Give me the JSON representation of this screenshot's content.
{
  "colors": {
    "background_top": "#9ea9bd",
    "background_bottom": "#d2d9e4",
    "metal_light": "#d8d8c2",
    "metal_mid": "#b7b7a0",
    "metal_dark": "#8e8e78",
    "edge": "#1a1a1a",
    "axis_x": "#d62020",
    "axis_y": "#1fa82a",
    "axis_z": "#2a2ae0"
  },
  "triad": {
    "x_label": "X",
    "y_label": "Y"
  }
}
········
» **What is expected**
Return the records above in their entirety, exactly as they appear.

» **Answer section**
Give me the JSON representation of this screenshot's content.
{
  "colors": {
    "background_top": "#9ea9bd",
    "background_bottom": "#d2d9e4",
    "metal_light": "#d8d8c2",
    "metal_mid": "#b7b7a0",
    "metal_dark": "#8e8e78",
    "edge": "#1a1a1a",
    "axis_x": "#d62020",
    "axis_y": "#1fa82a",
    "axis_z": "#2a2ae0"
  },
  "triad": {
    "x_label": "X",
    "y_label": "Y"
  }
}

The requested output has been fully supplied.